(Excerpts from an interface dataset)

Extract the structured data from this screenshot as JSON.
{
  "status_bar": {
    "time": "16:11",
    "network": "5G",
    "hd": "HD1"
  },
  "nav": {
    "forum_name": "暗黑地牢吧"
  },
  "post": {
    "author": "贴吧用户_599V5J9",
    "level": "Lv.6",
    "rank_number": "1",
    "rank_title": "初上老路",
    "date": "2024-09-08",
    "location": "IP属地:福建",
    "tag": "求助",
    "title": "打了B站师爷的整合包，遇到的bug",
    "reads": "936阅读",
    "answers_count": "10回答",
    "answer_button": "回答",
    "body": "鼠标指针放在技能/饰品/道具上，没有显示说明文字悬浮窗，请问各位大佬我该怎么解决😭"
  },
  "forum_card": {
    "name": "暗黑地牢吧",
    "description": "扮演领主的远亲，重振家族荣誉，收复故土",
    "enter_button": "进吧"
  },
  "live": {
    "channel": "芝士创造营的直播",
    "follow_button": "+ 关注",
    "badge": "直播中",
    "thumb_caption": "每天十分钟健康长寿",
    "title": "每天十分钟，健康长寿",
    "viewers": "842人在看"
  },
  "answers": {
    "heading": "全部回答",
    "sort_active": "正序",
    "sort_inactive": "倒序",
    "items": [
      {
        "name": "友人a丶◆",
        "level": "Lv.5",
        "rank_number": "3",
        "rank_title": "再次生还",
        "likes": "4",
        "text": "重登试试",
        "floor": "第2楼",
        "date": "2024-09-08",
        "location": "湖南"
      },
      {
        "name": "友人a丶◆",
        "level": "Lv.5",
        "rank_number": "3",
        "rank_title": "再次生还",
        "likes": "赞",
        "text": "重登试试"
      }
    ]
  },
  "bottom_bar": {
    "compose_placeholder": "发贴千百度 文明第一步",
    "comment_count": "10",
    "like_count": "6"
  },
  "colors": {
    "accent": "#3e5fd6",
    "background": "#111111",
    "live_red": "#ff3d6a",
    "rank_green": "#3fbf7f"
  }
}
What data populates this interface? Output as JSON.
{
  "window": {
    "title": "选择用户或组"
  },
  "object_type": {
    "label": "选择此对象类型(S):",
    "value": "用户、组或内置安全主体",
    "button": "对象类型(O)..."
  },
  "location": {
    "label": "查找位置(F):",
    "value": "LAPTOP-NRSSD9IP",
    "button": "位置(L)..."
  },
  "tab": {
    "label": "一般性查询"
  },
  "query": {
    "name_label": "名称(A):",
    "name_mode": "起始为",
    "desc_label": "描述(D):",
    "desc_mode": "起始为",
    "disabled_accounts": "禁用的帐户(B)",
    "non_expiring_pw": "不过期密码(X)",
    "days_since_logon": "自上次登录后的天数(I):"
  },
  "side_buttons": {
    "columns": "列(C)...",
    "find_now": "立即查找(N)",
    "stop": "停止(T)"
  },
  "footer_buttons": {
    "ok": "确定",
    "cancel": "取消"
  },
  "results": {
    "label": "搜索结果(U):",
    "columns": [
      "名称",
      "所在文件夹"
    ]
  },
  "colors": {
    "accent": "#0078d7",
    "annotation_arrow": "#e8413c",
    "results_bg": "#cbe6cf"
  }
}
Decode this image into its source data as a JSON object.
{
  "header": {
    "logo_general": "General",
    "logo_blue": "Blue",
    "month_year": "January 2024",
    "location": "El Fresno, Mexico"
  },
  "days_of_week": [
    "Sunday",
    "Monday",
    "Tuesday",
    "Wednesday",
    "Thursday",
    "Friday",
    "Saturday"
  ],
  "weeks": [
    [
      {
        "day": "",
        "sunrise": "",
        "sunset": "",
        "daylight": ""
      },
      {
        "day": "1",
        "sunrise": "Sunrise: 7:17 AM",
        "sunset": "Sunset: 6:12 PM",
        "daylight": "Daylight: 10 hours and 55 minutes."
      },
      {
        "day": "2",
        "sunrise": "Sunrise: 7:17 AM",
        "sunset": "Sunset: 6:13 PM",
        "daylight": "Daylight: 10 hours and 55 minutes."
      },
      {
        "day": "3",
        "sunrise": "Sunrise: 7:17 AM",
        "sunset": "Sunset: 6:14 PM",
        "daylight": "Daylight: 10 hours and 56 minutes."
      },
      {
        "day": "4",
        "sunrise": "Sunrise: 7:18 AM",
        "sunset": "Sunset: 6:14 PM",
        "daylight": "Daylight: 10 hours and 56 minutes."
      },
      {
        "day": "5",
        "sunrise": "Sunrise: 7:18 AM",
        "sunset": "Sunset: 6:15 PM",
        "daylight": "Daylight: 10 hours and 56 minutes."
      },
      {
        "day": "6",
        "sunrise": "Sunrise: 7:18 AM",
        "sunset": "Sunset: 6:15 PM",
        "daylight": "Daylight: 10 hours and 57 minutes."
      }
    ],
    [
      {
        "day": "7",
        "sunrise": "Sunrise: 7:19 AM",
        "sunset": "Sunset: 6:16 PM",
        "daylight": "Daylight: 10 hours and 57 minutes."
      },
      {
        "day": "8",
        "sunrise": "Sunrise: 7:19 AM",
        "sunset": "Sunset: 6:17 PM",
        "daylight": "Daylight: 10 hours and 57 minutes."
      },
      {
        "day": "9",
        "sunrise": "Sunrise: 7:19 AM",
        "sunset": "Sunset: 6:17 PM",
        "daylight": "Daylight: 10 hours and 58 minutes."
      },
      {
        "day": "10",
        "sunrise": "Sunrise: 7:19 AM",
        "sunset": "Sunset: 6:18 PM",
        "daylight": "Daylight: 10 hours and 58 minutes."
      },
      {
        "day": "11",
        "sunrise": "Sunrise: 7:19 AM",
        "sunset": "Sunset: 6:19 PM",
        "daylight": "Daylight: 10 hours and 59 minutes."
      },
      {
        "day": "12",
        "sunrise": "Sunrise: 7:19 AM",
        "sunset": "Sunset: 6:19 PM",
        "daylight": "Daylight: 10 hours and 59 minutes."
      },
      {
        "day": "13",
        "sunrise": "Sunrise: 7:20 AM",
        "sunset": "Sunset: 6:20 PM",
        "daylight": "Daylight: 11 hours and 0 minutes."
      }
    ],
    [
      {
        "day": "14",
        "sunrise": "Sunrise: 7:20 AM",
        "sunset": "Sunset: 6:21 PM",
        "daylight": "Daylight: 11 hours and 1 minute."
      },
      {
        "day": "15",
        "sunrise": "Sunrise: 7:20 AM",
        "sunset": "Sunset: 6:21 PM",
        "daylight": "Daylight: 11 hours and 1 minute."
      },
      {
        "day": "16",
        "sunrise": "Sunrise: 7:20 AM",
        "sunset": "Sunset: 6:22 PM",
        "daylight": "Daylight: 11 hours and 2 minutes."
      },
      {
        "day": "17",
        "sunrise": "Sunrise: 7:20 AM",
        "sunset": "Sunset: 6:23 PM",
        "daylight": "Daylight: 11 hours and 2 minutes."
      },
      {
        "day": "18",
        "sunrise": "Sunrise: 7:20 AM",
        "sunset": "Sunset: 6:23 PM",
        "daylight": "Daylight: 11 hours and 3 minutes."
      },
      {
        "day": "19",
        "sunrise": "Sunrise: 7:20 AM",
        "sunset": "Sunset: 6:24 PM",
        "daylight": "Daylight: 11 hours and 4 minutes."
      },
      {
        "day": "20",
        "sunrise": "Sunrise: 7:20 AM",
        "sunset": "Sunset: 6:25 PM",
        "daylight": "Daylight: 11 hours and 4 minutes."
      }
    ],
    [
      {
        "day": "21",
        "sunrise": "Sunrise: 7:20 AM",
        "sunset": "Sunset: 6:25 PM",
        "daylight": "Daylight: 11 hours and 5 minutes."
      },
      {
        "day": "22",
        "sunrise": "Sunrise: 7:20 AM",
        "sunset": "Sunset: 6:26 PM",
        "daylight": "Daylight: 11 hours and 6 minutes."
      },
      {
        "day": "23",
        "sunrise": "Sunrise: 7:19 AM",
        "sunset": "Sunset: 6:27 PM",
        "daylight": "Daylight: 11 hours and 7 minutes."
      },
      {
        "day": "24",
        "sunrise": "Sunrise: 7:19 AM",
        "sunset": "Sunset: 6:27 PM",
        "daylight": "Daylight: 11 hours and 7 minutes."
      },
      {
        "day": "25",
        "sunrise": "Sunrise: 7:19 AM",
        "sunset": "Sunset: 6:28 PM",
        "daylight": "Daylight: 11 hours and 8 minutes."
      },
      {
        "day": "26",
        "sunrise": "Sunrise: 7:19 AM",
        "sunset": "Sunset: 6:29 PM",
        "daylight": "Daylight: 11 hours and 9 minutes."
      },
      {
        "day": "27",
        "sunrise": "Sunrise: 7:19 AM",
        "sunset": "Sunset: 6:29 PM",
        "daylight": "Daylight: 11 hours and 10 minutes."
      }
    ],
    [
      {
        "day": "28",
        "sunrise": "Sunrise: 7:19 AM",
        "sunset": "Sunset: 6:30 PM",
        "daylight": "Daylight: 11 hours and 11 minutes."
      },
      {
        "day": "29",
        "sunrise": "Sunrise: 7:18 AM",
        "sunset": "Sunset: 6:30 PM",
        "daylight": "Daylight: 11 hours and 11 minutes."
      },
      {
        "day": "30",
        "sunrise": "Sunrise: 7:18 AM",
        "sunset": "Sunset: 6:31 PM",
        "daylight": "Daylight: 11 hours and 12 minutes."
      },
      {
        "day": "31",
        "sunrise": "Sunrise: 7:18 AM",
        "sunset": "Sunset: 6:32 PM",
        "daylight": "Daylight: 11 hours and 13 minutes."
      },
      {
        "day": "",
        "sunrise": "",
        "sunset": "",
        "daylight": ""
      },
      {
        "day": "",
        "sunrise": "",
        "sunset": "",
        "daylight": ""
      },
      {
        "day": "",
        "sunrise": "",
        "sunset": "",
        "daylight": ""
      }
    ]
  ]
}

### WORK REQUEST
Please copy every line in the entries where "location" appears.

### RESPONSE AREA
    "location": "IP属地:福建",
        "location": "湖南"
  "location": {
    "location": "El Fresno, Mexico"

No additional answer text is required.